[Problem requirements]:
Give back the records in their entirety, exactly.

Collection entries:
━━━━━━━━━━━━━━━━━━━━━━━━━━━━━━

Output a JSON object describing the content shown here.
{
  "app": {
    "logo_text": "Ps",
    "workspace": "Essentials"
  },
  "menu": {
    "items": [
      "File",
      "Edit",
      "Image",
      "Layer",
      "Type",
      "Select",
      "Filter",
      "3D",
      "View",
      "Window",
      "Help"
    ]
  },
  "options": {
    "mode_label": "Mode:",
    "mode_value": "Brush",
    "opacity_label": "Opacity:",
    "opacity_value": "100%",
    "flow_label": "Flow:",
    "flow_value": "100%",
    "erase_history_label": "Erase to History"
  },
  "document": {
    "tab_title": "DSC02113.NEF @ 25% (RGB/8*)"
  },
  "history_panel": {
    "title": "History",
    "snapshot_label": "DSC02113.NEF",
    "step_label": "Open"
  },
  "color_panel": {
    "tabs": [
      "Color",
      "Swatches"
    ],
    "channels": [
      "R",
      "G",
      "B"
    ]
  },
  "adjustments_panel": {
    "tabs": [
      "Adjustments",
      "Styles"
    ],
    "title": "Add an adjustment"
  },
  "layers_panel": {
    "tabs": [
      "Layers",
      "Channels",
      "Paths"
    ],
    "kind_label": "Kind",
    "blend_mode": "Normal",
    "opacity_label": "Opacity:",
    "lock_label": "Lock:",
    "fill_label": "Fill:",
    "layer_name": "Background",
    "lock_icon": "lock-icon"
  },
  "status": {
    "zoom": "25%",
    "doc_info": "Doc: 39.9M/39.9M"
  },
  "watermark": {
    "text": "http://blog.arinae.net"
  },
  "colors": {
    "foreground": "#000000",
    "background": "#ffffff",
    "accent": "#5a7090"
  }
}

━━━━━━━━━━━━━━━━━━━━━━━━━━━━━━

[Completed exercise]:
Output a JSON object describing the content shown here.
{
  "app": {
    "logo_text": "Ps",
    "workspace": "Essentials"
  },
  "menu": {
    "items": [
      "File",
      "Edit",
      "Image",
      "Layer",
      "Type",
      "Select",
      "Filter",
      "3D",
      "View",
      "Window",
      "Help"
    ]
  },
  "options": {
    "mode_label": "Mode:",
    "mode_value": "Brush",
    "opacity_label": "Opacity:",
    "opacity_value": "100%",
    "flow_label": "Flow:",
    "flow_value": "100%",
    "erase_history_label": "Erase to History"
  },
  "document": {
    "tab_title": "DSC02113.NEF @ 25% (RGB/8*)"
  },
  "history_panel": {
    "title": "History",
    "snapshot_label": "DSC02113.NEF",
    "step_label": "Open"
  },
  "color_panel": {
    "tabs": [
      "Color",
      "Swatches"
    ],
    "channels": [
      "R",
      "G",
      "B"
    ]
  },
  "adjustments_panel": {
    "tabs": [
      "Adjustments",
      "Styles"
    ],
    "title": "Add an adjustment"
  },
  "layers_panel": {
    "tabs": [
      "Layers",
      "Channels",
      "Paths"
    ],
    "kind_label": "Kind",
    "blend_mode": "Normal",
    "opacity_label": "Opacity:",
    "lock_label": "Lock:",
    "fill_label": "Fill:",
    "layer_name": "Background",
    "lock_icon": "lock-icon"
  },
  "status": {
    "zoom": "25%",
    "doc_info": "Doc: 39.9M/39.9M"
  },
  "watermark": {
    "text": "http://blog.arinae.net"
  },
  "colors": {
    "foreground": "#000000",
    "background": "#ffffff",
    "accent": "#5a7090"
  }
}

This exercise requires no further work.